(Web page and app entries)
####################

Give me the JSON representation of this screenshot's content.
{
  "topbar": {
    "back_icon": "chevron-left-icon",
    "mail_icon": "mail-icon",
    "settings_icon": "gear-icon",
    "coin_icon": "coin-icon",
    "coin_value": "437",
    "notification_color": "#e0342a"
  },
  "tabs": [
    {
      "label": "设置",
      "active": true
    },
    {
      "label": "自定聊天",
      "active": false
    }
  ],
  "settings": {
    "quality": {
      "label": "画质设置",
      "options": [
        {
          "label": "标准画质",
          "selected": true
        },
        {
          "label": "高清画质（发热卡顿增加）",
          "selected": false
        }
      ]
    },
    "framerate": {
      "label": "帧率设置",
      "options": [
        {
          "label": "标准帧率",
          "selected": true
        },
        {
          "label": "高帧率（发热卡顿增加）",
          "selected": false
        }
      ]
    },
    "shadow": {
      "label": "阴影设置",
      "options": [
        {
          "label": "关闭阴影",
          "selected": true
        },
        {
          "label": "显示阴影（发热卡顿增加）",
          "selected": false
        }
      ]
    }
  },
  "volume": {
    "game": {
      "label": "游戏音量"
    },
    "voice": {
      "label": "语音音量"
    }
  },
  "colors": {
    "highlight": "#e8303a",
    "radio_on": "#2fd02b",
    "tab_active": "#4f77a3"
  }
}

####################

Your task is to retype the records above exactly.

Give me the JSON representation of this screenshot's content.
{
  "topbar": {
    "back_icon": "chevron-left-icon",
    "mail_icon": "mail-icon",
    "settings_icon": "gear-icon",
    "coin_icon": "coin-icon",
    "coin_value": "437",
    "notification_color": "#e0342a"
  },
  "tabs": [
    {
      "label": "设置",
      "active": true
    },
    {
      "label": "自定聊天",
      "active": false
    }
  ],
  "settings": {
    "quality": {
      "label": "画质设置",
      "options": [
        {
          "label": "标准画质",
          "selected": true
        },
        {
          "label": "高清画质（发热卡顿增加）",
          "selected": false
        }
      ]
    },
    "framerate": {
      "label": "帧率设置",
      "options": [
        {
          "label": "标准帧率",
          "selected": true
        },
        {
          "label": "高帧率（发热卡顿增加）",
          "selected": false
        }
      ]
    },
    "shadow": {
      "label": "阴影设置",
      "options": [
        {
          "label": "关闭阴影",
          "selected": true
        },
        {
          "label": "显示阴影（发热卡顿增加）",
          "selected": false
        }
      ]
    }
  },
  "volume": {
    "game": {
      "label": "游戏音量"
    },
    "voice": {
      "label": "语音音量"
    }
  },
  "colors": {
    "highlight": "#e8303a",
    "radio_on": "#2fd02b",
    "tab_active": "#4f77a3"
  }
}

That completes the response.